Lee added there was no question that “the plant-based bubble” has burst in recent years, and faces “a reality check”.

Sunfed manufactured its yellow pea protein-based range chicken, pork and beef alternatives at its production site in Auckland.

Just Food has asked the company to disclose how many employees will be affected by the closure.

The group went online with the products in 2015 funded by an initial NZ$112,000 ($67,424) injection from Lee and her husband, Hayden Lee.

In 2016, the business entered its "market validation" stage with an NZ$1.2m injection from several "interested VCs".

As it entered its "productisation" stage, Sunfed raised another NZ$10m in 2018. Led by the Australian investment firm, Blackbird Ventures, the investment helped it scale production through a new "hygienic food facility, novel manufacturing lines and FMCG supply chain" at its Auckland factory, said Lee.

According to New Zealand Companies Office, Sunfed's other shareholders include British businessman Jeremy Coller, local broker Jarden Securities Limited and US VCs Stray Dog Capital and New Crop Capital.

Sunfed was formerly stocked in retailers such as Countdown Supermarkets in New Zealand and Coles and Woolworths in Australia.

Inventory in Australia ran dry in January, Lee said, with its meat-free whole cuts no longer available in retailers there.
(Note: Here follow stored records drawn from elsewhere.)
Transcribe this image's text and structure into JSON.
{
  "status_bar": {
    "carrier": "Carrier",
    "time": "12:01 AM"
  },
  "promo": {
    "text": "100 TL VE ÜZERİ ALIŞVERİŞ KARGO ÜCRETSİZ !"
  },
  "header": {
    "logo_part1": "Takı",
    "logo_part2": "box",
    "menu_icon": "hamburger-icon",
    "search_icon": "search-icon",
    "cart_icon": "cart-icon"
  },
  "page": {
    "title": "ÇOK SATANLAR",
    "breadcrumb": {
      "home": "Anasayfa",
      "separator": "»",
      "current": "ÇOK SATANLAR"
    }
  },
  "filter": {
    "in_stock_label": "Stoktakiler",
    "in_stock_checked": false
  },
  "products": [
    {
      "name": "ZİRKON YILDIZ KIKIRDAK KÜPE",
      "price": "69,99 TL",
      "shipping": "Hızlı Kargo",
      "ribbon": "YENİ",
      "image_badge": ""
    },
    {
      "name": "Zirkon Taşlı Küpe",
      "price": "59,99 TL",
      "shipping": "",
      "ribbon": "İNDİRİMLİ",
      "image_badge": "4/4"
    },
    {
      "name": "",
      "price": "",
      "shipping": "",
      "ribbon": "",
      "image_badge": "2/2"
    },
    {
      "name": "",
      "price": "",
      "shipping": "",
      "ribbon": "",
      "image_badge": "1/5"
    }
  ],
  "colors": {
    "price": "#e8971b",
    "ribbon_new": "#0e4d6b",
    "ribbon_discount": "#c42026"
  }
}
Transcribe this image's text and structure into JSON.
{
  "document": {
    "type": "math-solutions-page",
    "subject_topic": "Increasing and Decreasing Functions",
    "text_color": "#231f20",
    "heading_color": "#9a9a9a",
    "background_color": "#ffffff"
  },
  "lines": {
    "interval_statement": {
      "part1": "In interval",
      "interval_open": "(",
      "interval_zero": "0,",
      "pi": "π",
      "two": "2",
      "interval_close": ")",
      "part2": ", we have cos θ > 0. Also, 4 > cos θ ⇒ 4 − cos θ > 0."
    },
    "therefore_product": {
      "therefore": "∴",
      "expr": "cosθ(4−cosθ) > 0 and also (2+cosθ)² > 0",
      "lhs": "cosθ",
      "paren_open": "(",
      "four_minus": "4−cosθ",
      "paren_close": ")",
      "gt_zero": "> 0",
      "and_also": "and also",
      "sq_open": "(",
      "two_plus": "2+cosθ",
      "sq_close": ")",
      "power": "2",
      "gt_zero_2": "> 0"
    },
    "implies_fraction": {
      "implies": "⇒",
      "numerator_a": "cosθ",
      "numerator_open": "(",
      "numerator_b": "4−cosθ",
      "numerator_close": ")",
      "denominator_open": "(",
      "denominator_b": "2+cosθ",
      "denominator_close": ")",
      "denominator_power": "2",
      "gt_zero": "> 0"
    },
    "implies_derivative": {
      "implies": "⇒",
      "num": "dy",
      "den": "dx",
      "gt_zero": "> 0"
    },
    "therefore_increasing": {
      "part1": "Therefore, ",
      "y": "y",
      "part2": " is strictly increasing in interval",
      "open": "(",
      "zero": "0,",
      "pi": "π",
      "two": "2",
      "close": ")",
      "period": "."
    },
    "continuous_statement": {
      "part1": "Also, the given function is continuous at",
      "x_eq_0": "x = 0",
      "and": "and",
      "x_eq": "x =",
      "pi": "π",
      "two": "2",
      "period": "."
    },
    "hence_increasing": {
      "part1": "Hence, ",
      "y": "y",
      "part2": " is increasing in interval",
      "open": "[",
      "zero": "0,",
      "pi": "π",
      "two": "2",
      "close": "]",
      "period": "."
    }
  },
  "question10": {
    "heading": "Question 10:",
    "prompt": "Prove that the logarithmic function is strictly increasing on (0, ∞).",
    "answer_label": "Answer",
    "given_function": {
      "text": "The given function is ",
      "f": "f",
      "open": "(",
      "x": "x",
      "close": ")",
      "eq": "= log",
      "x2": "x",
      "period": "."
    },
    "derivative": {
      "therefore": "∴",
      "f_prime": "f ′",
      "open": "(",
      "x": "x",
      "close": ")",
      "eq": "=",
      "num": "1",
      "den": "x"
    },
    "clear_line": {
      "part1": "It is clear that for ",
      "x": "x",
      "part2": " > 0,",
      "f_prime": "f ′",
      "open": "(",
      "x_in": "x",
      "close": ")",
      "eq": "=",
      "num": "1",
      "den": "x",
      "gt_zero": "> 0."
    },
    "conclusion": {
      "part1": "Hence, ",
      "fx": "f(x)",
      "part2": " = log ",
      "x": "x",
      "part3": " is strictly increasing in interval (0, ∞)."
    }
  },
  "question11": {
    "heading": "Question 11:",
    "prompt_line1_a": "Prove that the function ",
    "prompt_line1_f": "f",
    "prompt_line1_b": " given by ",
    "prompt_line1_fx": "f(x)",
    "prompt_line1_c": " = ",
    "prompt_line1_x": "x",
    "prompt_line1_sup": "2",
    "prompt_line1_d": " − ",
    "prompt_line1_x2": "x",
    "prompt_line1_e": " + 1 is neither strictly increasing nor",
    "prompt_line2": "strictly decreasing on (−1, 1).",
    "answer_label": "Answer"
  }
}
Stock in New Zealand is expected to be exhausted "in the next two months", she added.